had lived for years in Syria, Persia and India. In the Anastasius Thomas Hope described the Turk of the Levant. In Hajji Baba of Ispahan James Justinian Morier depicted the comedy of Moslem life in Persia. In Pandurang Hari William Browne Hockley of the Bombay Civil Service produced the memoirs of a Hindu prince. In the Kuzzilbash James Baillie Fraser portrayed the wild life of the Afghan border; and, in 1839, Colonel Meadows Taylor compiled the Confessions of a Thug, the greatest romance of the Indian road yet given to the world. The method of these writers was to select a single roguish character such as Fielding or Smollett might have drawn, and to set him loose in the country of their own special knowledge. In this way the whole moving life of the Orient from Asia Minor into Egypt and Arabia, and through Persia into Hindustan was portrayed in detail for the West. In 1839 this achievement was complete: and, in the literary movement to which these picaresque romances belong, the poets of John Company have an assured place.

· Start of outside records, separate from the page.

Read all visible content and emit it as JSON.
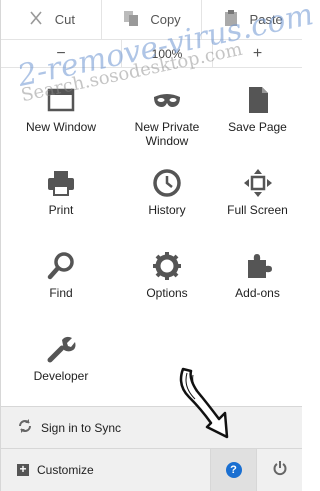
{
  "edit": {
    "cut_label": "Cut",
    "copy_label": "Copy",
    "paste_label": "Paste"
  },
  "zoom": {
    "minus": "−",
    "value": "100%",
    "plus": "+"
  },
  "grid": {
    "new_window": "New Window",
    "new_private_window": "New Private\nWindow",
    "save_page": "Save Page",
    "print": "Print",
    "history": "History",
    "full_screen": "Full Screen",
    "find": "Find",
    "options": "Options",
    "add_ons": "Add-ons",
    "developer": "Developer"
  },
  "footer": {
    "sign_in": "Sign in to Sync",
    "customize": "Customize",
    "help_glyph": "?",
    "accent": "#1a6fd1"
  },
  "watermark": {
    "line1": "2-remove-virus.com",
    "line2": "Search.sosodesktop.com"
  },
  "icons": [
    "cut-icon",
    "copy-icon",
    "paste-icon",
    "new-window-icon",
    "private-mask-icon",
    "save-page-icon",
    "print-icon",
    "history-clock-icon",
    "fullscreen-icon",
    "find-magnifier-icon",
    "options-gear-icon",
    "addons-puzzle-icon",
    "developer-wrench-icon",
    "sync-icon",
    "customize-plus-icon",
    "help-icon",
    "quit-power-icon"
  ]
}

This movement was in part a revolt from the fashionable and artificial Orientalism of the eighteenth century, and in part the result of the wars with France that made the Levant, Persia and India the centres of a critical diplomacy. After Waterloo, travel east of Asia Minor became popular; and an Orient other than that of Haroun-Al-Raschid was unveiled for a curious Europe. Of the novelists who found their themes in this new world, almost all save Morier are forgotten; and of the poets, Arnold was the last and best. But in the verse of his predecessors, there is much that the citizens of an India, greatly different from that of John Company, may be willing to recall, if not to admire.